*Problem:*
Please write out every entry below, word for word.

== Segment start ==

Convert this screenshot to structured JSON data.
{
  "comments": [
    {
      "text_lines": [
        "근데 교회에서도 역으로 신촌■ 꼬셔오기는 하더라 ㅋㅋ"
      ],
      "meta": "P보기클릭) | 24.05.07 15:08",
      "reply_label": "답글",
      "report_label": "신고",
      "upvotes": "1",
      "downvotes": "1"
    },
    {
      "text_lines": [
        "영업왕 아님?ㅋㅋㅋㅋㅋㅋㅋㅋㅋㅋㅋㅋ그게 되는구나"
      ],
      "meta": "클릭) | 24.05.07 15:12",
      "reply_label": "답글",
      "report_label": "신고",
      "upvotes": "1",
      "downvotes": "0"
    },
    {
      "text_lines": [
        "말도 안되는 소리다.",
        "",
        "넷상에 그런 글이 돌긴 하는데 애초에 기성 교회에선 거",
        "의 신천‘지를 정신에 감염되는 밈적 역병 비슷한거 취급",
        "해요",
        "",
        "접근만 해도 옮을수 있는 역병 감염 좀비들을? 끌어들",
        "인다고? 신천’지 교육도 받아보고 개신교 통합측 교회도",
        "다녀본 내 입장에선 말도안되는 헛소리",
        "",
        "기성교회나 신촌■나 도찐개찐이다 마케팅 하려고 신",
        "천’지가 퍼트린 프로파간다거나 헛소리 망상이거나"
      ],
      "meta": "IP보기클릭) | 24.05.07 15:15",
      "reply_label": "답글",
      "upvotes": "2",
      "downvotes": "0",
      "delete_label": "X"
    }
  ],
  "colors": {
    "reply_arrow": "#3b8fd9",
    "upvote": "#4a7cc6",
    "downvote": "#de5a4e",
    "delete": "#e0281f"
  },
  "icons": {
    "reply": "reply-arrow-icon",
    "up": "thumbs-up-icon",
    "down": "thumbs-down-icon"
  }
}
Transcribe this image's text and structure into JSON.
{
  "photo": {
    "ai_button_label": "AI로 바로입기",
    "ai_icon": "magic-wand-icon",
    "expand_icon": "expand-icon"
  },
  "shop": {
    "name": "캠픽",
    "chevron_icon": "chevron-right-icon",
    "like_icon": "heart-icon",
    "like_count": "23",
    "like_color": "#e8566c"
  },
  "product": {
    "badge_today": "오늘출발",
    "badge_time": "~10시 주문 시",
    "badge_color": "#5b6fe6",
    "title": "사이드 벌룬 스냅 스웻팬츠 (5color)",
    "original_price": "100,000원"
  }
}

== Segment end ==

*Expected output:*
Convert this screenshot to structured JSON data.
{
  "comments": [
    {
      "text_lines": [
        "근데 교회에서도 역으로 신촌■ 꼬셔오기는 하더라 ㅋㅋ"
      ],
      "meta": "P보기클릭) | 24.05.07 15:08",
      "reply_label": "답글",
      "report_label": "신고",
      "upvotes": "1",
      "downvotes": "1"
    },
    {
      "text_lines": [
        "영업왕 아님?ㅋㅋㅋㅋㅋㅋㅋㅋㅋㅋㅋㅋ그게 되는구나"
      ],
      "meta": "클릭) | 24.05.07 15:12",
      "reply_label": "답글",
      "report_label": "신고",
      "upvotes": "1",
      "downvotes": "0"
    },
    {
      "text_lines": [
        "말도 안되는 소리다.",
        "",
        "넷상에 그런 글이 돌긴 하는데 애초에 기성 교회에선 거",
        "의 신천‘지를 정신에 감염되는 밈적 역병 비슷한거 취급",
        "해요",
        "",
        "접근만 해도 옮을수 있는 역병 감염 좀비들을? 끌어들",
        "인다고? 신천’지 교육도 받아보고 개신교 통합측 교회도",
        "다녀본 내 입장에선 말도안되는 헛소리",
        "",
        "기성교회나 신촌■나 도찐개찐이다 마케팅 하려고 신",
        "천’지가 퍼트린 프로파간다거나 헛소리 망상이거나"
      ],
      "meta": "IP보기클릭) | 24.05.07 15:15",
      "reply_label": "답글",
      "upvotes": "2",
      "downvotes": "0",
      "delete_label": "X"
    }
  ],
  "colors": {
    "reply_arrow": "#3b8fd9",
    "upvote": "#4a7cc6",
    "downvote": "#de5a4e",
    "delete": "#e0281f"
  },
  "icons": {
    "reply": "reply-arrow-icon",
    "up": "thumbs-up-icon",
    "down": "thumbs-down-icon"
  }
}
Transcribe this image's text and structure into JSON.
{
  "photo": {
    "ai_button_label": "AI로 바로입기",
    "ai_icon": "magic-wand-icon",
    "expand_icon": "expand-icon"
  },
  "shop": {
    "name": "캠픽",
    "chevron_icon": "chevron-right-icon",
    "like_icon": "heart-icon",
    "like_count": "23",
    "like_color": "#e8566c"
  },
  "product": {
    "badge_today": "오늘출발",
    "badge_time": "~10시 주문 시",
    "badge_color": "#5b6fe6",
    "title": "사이드 벌룬 스냅 스웻팬츠 (5color)",
    "original_price": "100,000원"
  }
}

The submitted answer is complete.